New research has shed more light on the devastating impact of cyberbullying. The findings, published in the journal Information, Communication & Society, identify the main tactics used by perpetrators as well as the coping strategies of the victims.
With the advent of social media, bullying has taken on an elusive new form and has dramatically extended its reach. Digital abuse has become so severe that the American Academy of Pediatrics has issued a stern warning about the risks posed by cyberbullying to adolescents’ mental health.
Cyberbullying differs from traditional, or offline bullying, in that it thrives on the unique traits of social media — anonymity, constant connectivity, and a vague and vast audience, according to researchers. Furthermore, “the difficulty to escape one’s tormentors and identify them” magnifies the intensity of harmful actions.
The study is based on an in-depth analysis of 1,094 comments written in response to singer songwriter Amanda Palmer’s viral blog about the suicide of a young victim of online abuse, Amanda Todd.
In the blog, Palmer made an appeal for readers to share their own stories of bullying and how they had coped. The post soon went viral and received over 1,000 comments within three days.
Since self-censorship and self-consciousness are reduced by the anonymity of the Internet, researchers considered Palmer’s blog to be an ideal route to gain genuine comments on the issue. By performing a detailed analysis of all the blog entries, the team was able to identify a number of key topics.
Similar to earlier findings, the researchers found that the top reason for being abused was physical appearance, followed by sexual orientation and non-mainstream interests.

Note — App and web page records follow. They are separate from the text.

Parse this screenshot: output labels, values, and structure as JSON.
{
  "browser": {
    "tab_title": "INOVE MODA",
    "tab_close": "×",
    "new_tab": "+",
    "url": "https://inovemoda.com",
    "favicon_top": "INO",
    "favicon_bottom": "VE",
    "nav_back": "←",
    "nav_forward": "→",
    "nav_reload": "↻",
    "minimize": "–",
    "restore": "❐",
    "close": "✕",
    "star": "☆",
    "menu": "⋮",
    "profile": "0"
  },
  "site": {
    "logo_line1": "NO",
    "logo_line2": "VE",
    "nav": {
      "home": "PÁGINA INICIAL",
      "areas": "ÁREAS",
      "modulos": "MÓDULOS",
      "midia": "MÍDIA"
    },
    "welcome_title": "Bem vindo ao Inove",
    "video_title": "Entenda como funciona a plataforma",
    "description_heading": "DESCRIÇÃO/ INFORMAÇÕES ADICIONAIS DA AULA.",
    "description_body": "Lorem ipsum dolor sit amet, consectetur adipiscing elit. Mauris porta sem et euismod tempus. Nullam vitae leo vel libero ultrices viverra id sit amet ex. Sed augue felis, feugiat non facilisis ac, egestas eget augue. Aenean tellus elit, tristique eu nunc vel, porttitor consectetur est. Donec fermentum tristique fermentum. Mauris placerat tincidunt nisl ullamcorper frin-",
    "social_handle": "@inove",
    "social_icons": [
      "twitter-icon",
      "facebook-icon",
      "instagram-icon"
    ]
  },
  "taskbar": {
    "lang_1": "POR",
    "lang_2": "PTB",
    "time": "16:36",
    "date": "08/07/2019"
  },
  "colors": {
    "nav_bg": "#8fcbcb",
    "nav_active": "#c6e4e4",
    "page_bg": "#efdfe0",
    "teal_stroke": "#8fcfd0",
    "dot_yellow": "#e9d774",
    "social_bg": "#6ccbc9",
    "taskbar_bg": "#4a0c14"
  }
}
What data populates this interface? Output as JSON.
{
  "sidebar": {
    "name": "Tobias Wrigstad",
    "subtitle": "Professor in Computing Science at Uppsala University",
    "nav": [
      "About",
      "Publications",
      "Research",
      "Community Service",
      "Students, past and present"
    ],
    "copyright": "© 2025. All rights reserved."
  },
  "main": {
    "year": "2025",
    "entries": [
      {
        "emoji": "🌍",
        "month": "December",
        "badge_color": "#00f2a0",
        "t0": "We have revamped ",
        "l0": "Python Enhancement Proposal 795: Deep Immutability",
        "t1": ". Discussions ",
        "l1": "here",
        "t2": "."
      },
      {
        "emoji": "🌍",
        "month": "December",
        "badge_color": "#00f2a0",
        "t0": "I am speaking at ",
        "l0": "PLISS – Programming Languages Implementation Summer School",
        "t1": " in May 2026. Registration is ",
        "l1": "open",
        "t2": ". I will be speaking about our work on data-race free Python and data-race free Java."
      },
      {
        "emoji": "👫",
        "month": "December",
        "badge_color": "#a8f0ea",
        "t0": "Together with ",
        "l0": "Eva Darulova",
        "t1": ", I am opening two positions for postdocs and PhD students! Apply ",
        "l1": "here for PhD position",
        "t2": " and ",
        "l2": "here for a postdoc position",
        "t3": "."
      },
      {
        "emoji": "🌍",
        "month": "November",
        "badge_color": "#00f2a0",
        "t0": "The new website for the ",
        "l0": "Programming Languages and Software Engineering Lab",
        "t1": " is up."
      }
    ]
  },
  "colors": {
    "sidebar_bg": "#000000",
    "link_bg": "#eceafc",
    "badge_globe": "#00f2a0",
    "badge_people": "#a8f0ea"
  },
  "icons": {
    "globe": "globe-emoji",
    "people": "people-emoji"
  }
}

Although only 25 percent of all the bullying stories referred to cyberbullying, a large portion of commentators pointed to the negative role played by the Internet in magnifying the effects of online harassment; only a small minority referenced the importance of social media as a form of support for victims.
For victims, the researchers found two primary types of coping strategies: behavioral and cognitive. Behavioral coping strategies involved seeking social support and ignoring the bully; while cognitive strategies focused on shaping individuals’ microsystem and drawing on their own personal supportive resources.
Finally, the research offers unique insights into the issue of cyberbullying and shows the importance of finding ways to effectively support victims. Although victims should use both behavioral and cognitive strategies in response to bullying, the key is to recognize that the problem “doesn’t reside in them” but in the perpetrators, noted the researchers.
Source: Taylor & Francis